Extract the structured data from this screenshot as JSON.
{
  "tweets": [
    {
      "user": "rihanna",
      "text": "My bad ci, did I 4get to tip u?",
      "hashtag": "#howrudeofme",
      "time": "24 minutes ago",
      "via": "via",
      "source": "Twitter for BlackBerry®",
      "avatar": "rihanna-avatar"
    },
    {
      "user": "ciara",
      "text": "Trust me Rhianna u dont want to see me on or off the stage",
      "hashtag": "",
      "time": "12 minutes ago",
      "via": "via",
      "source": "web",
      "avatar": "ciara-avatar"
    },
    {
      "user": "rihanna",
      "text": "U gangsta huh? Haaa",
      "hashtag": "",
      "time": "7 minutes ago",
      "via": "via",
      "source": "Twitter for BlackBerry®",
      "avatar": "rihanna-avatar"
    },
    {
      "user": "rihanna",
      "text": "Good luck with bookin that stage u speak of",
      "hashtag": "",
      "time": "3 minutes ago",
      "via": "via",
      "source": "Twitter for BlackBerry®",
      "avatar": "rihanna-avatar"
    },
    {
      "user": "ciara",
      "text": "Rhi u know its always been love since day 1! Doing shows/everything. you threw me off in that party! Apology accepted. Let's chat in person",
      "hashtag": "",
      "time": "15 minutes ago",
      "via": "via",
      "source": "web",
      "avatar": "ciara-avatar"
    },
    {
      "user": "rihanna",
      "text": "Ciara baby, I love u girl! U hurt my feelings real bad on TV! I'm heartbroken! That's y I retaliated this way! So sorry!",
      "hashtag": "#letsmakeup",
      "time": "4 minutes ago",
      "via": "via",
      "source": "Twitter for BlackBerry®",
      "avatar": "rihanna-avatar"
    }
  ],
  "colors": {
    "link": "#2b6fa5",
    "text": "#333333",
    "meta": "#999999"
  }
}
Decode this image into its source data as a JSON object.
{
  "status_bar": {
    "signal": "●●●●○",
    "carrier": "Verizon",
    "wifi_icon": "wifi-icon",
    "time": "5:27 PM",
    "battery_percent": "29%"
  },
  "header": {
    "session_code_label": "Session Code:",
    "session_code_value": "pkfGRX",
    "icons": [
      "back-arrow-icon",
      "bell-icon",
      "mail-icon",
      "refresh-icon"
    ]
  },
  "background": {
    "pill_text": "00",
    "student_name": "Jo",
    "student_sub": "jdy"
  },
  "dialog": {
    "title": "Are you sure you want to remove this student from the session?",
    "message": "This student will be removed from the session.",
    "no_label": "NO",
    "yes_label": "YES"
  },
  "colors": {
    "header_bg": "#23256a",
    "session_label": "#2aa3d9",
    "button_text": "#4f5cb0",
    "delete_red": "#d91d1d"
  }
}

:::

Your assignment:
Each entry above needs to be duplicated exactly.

Response below:
Extract the structured data from this screenshot as JSON.
{
  "tweets": [
    {
      "user": "rihanna",
      "text": "My bad ci, did I 4get to tip u?",
      "hashtag": "#howrudeofme",
      "time": "24 minutes ago",
      "via": "via",
      "source": "Twitter for BlackBerry®",
      "avatar": "rihanna-avatar"
    },
    {
      "user": "ciara",
      "text": "Trust me Rhianna u dont want to see me on or off the stage",
      "hashtag": "",
      "time": "12 minutes ago",
      "via": "via",
      "source": "web",
      "avatar": "ciara-avatar"
    },
    {
      "user": "rihanna",
      "text": "U gangsta huh? Haaa",
      "hashtag": "",
      "time": "7 minutes ago",
      "via": "via",
      "source": "Twitter for BlackBerry®",
      "avatar": "rihanna-avatar"
    },
    {
      "user": "rihanna",
      "text": "Good luck with bookin that stage u speak of",
      "hashtag": "",
      "time": "3 minutes ago",
      "via": "via",
      "source": "Twitter for BlackBerry®",
      "avatar": "rihanna-avatar"
    },
    {
      "user": "ciara",
      "text": "Rhi u know its always been love since day 1! Doing shows/everything. you threw me off in that party! Apology accepted. Let's chat in person",
      "hashtag": "",
      "time": "15 minutes ago",
      "via": "via",
      "source": "web",
      "avatar": "ciara-avatar"
    },
    {
      "user": "rihanna",
      "text": "Ciara baby, I love u girl! U hurt my feelings real bad on TV! I'm heartbroken! That's y I retaliated this way! So sorry!",
      "hashtag": "#letsmakeup",
      "time": "4 minutes ago",
      "via": "via",
      "source": "Twitter for BlackBerry®",
      "avatar": "rihanna-avatar"
    }
  ],
  "colors": {
    "link": "#2b6fa5",
    "text": "#333333",
    "meta": "#999999"
  }
}
Decode this image into its source data as a JSON object.
{
  "status_bar": {
    "signal": "●●●●○",
    "carrier": "Verizon",
    "wifi_icon": "wifi-icon",
    "time": "5:27 PM",
    "battery_percent": "29%"
  },
  "header": {
    "session_code_label": "Session Code:",
    "session_code_value": "pkfGRX",
    "icons": [
      "back-arrow-icon",
      "bell-icon",
      "mail-icon",
      "refresh-icon"
    ]
  },
  "background": {
    "pill_text": "00",
    "student_name": "Jo",
    "student_sub": "jdy"
  },
  "dialog": {
    "title": "Are you sure you want to remove this student from the session?",
    "message": "This student will be removed from the session.",
    "no_label": "NO",
    "yes_label": "YES"
  },
  "colors": {
    "header_bg": "#23256a",
    "session_label": "#2aa3d9",
    "button_text": "#4f5cb0",
    "delete_red": "#d91d1d"
  }
}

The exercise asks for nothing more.